Business Meal & Entertainment Deductions
For many businesses, entertaining important clients and prospects is just part of the normal cost of doing business. However, as previously reported, tax reform passed in the Tax Cuts and Jobs Act eliminated the deduction for client meals and entertainment, including expenditures for sporting events, golf outings, the theater, clubs, etc. Prior to tax reform, under Internal Revenue Code (IRC) Section 274(a), these M&E expenses were generally 50% deductible if the activity was preceded or followed by a bona fide business discussion.
The chart below summarizes just some of the changes under the new rules:
|Description||2017 Rules||2018 Rules|
|Meals provided to employees for the
convenience of the employer
||100% deductible (if tax free to
|Company parties, picnics or other
recreational or social activities for employees
||100% deductible (if for benefit of non-highly compensated employees)|

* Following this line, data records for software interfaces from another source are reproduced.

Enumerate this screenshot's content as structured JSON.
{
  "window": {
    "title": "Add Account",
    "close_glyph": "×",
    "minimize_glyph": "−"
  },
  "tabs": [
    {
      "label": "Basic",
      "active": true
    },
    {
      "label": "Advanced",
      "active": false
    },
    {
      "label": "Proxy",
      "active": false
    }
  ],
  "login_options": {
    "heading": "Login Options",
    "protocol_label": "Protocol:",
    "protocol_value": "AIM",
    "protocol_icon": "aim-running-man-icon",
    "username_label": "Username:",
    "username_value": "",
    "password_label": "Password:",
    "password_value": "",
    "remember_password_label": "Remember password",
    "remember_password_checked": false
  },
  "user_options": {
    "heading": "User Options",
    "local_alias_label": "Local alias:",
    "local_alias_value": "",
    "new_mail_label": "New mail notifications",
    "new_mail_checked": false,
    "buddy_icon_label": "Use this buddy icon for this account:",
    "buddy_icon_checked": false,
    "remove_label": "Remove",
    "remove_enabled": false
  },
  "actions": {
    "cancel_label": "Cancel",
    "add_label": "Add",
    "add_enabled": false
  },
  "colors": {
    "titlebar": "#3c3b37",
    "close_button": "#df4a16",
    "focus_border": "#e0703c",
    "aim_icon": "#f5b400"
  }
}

|Entertaining clients (meals, golf,
sports or theater tickets, etc.)
||50% deductible (tickets - face value)
100% deductible for qualified charity events
|No deduction for entertainment

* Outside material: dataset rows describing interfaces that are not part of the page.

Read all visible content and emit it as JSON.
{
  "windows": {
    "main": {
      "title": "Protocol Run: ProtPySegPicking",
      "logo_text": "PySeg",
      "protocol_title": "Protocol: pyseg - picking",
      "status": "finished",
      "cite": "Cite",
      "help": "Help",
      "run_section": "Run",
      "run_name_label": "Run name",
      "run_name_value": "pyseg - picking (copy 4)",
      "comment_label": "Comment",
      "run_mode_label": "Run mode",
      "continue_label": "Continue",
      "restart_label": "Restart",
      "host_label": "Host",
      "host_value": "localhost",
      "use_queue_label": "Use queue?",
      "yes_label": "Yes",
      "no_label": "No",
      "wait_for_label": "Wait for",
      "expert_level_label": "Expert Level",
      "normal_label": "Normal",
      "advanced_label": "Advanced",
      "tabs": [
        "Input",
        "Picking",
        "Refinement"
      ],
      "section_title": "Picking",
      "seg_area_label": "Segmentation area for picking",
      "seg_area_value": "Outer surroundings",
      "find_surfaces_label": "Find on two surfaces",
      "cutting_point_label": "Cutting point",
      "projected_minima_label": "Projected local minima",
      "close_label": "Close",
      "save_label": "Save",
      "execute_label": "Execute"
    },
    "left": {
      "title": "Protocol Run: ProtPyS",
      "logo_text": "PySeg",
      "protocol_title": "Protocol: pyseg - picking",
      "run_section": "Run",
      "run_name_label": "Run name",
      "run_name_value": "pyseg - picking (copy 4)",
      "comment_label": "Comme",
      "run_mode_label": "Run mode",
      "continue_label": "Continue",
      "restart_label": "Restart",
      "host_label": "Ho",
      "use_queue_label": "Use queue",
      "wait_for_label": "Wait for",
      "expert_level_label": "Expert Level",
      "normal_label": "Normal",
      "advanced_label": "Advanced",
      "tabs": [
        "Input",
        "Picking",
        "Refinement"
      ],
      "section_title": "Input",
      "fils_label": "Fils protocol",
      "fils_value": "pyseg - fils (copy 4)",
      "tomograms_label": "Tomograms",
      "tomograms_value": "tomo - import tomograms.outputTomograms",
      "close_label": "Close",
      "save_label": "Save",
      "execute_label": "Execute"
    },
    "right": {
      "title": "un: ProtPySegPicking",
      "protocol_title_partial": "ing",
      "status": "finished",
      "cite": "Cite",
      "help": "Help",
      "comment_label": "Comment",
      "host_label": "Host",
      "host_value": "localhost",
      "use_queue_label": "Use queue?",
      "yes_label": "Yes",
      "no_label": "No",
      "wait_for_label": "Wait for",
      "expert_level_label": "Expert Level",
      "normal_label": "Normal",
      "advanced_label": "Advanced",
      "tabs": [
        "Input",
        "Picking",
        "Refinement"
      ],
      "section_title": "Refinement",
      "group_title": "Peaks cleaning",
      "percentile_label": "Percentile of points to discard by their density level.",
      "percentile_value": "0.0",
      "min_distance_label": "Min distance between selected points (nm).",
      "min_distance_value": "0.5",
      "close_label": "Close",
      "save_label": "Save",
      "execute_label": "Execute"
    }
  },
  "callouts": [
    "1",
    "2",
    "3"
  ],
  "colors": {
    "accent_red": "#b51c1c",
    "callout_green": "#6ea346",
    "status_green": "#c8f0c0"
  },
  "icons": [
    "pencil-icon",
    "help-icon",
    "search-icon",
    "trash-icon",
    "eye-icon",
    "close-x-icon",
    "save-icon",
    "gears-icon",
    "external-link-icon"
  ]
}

|Employee business travel meals
M&E Deductions that Survived the Cut
So while client entertainment expenses are no longer deductible; there are some Meal & Entertainment deductions that survived the cut. For example, the following employer expenses are deductible:
- Entertainment, amusement, and recreation activities that are part of an employee compensation package and are reported as wages for income tax withholding purposes are 100% deductible.
- Qualified business meetings (for employees, stockholders, agents, and/or directors) are 50% deductible.
- Company holiday parties or other recreational or social activities for employees, including the facility rental, are 100% deductible.
- Business meetings and conventions operated by a chamber of commerce or other 501(a) trade organization or board are 50% deductible (food and beverages).
In addition, subject to certain conditions, if your business sells entertainment or other items to customers; the expenses incurred for conducting those activities, including goods, services, and facilities may also be deductible.
Per the above chart, employee meals that were 100% but are now 50% deductible. This includes meals for required business meetings; whether those meetings take place on your business premises, in a hotel, or at another qualified meeting facility outside of your office. Expenses for breakfast, lunch, or dinner served to employees who are required to staff their position are also deductible; as are meals served at a company-operated cafeteria. If you have staff that live on your business premises for your convenience; their food and meal costs are also deductible.
Finally, employee meals for out-of-town business travel remain 50% deductible.
Keep in mind, the IRS will disallow any portion of any expense deemed as overly lavish or extravagant, and also requires proper recordkeeping and substantiation for the business purpose of any expenditure in excess of $75.
At Claremont Management, we can help you navigate the complexities of Meal & Entertainment deductions under tax reform and IRC Section 274; so you remain in compliance while taking full advantage of all tax-saving opportunities available to your company. Call John or Maria at (847) 398-7010 to discuss your specific facts and circumstances.